(Items listed in a dataset)
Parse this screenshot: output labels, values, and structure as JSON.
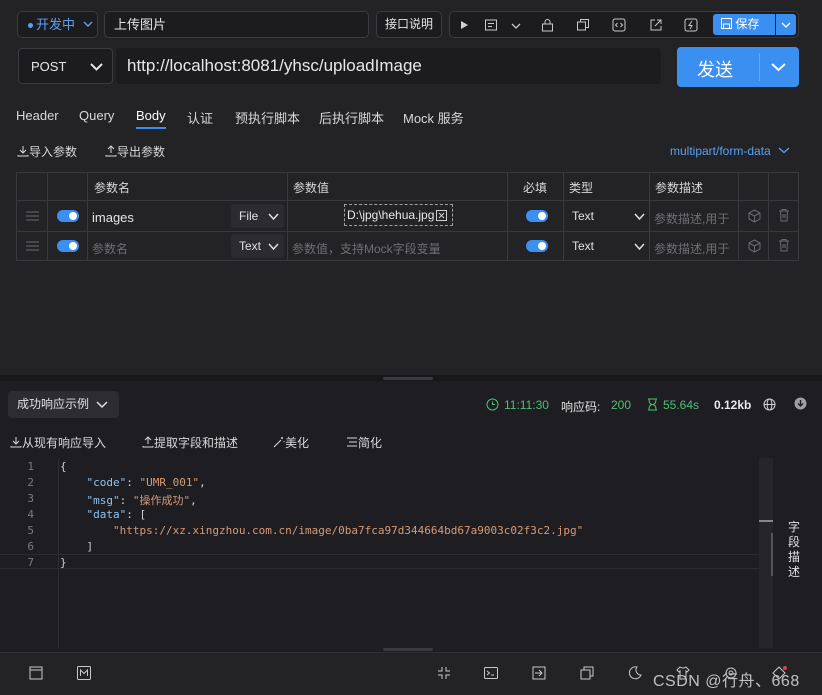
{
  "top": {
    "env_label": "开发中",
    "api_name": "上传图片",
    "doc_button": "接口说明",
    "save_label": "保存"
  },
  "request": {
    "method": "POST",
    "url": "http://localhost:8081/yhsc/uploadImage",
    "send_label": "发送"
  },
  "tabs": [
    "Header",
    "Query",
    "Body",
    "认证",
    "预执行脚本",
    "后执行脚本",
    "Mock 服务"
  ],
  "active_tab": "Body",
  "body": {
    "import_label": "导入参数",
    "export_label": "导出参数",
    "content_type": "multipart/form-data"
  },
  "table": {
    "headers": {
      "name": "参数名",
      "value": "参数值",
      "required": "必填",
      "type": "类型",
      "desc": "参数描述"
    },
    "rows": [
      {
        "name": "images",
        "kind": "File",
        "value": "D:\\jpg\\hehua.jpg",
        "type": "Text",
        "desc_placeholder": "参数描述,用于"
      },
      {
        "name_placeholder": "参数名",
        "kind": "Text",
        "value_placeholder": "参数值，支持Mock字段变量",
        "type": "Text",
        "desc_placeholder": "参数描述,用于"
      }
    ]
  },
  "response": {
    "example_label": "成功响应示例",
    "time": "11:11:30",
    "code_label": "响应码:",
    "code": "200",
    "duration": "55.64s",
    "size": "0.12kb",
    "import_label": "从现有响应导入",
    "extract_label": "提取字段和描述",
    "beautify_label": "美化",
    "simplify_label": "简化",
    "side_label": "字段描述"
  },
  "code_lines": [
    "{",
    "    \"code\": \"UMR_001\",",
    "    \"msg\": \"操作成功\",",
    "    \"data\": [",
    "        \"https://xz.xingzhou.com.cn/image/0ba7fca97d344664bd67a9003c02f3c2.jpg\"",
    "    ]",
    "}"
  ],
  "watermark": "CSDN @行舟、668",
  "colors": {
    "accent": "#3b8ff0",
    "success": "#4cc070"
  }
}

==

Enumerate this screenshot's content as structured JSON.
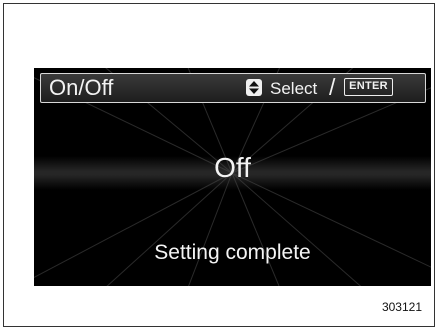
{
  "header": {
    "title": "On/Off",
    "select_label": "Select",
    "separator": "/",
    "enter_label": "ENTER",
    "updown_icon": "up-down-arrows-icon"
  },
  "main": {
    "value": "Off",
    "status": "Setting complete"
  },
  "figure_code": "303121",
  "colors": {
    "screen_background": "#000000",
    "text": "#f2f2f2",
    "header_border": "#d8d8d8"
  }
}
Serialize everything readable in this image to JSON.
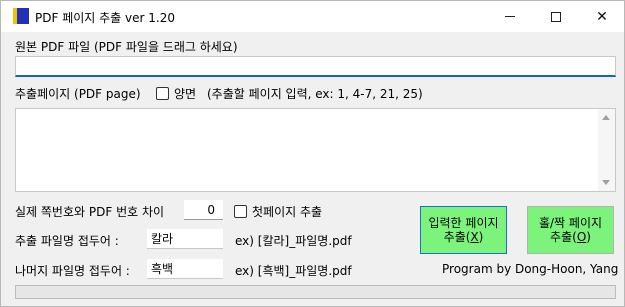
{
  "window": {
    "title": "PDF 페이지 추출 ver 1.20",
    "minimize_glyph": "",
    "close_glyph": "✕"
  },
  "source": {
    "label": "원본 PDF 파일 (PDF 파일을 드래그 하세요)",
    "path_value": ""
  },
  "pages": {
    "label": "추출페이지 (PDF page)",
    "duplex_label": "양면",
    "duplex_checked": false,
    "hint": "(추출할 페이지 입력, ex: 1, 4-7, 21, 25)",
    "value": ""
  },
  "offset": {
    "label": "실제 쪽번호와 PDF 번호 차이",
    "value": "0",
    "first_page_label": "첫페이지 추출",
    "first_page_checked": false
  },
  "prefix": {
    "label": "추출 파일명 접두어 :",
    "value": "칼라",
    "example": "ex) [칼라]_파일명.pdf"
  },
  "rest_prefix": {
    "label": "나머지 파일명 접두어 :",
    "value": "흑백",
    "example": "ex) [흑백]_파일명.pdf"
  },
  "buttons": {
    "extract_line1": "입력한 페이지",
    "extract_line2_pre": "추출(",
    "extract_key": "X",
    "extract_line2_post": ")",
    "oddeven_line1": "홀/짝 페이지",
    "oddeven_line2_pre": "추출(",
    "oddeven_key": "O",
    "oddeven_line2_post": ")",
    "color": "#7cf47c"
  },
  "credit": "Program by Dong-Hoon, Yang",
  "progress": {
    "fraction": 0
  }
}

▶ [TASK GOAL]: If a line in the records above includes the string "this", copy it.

▶ [RESULT OF THE EXERCISE]:
Parse this screenshot: output labels, values, and structure as JSON.
Enumerate this screenshot's content as structured JSON.
Serialize everything readable in this image to JSON.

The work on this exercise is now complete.